“Agriculture has been a vital part of the San Juan Basin for centuries,” he said. “With the oil and gas boom beginning in the 1950s, agriculture has taken a back seat to the energy industry. Now the region’s economy is really vulnerable to the oil and gas industry collapsing because of lower prices.”

Because of this economic impact, Lombard wants to pursue research at the science center that can help maintain stability in the region’s economic base.

“I want us to continue to evaluate specialty horticulture crops that could help improve the agriculture community’s contribution to the area’s economics,” he said.

NMSU has had a working relationship with NAPI since the center’s beginning. Current research, including crop variety tests and weed control research, will continue at the science center.

“NAPI and the Navajo Nation are always going to be our close partners,” Lombard said of the Navajo corporation and sovereign Navajo Nation that surrounds the experimental farm. “I imagine we will continue pivot irrigation agriculture projects with them. We are unique among all the experimental farms in the statewide system, and perhaps North America, with this relationship.”

Since Lombard’s arrival in Farmington, he has conducted research in alternative crops for the San Juan River basin, including grapes, hops and medicinal herbs, and also taught horticulture classes at San Juan College in Farmington.

“I’m expecting this work to continue, including our relationship with San Juan College,” he said.

He also introduced the Garden for Health project that is helping promote home gardening in the eastern region of the Navajo Nation.

“Diabetes is a major health concern for the Navajo Nation,” Lombard said. “The Garden of Health project began because we realized Native Americans living on the reservation do not have easy access to vegetables for a healthy diet.”

During the summer of 2015, Lombard was actively involved with monitoring heavy metal contamination of the soil along the Animas and San Juan rivers caused by the Gold King Mine sludge spill at Silverton, Colorado.

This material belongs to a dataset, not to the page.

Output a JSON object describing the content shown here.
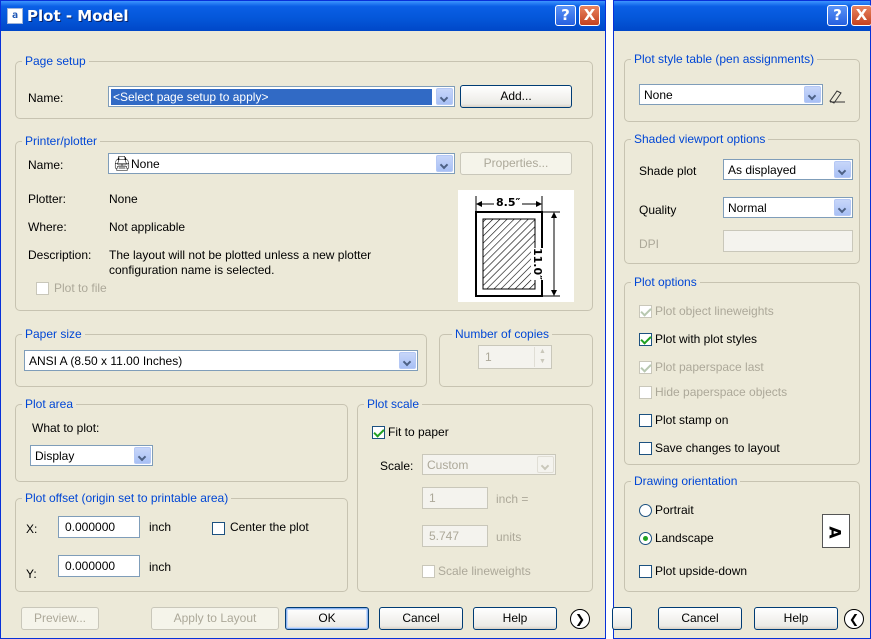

“For a horticulture researcher, the spill was a once-in-a-career opportunity to study the effects of a spill that contains heavy metals,” he said. “NMSU Extension and research faculty and staff were among the first emergency responders assisting agricultural producers. The collective NMSU response made me proud to be an NMSU employee. We are committed to the
long-term monitoring of the spill’s impact.”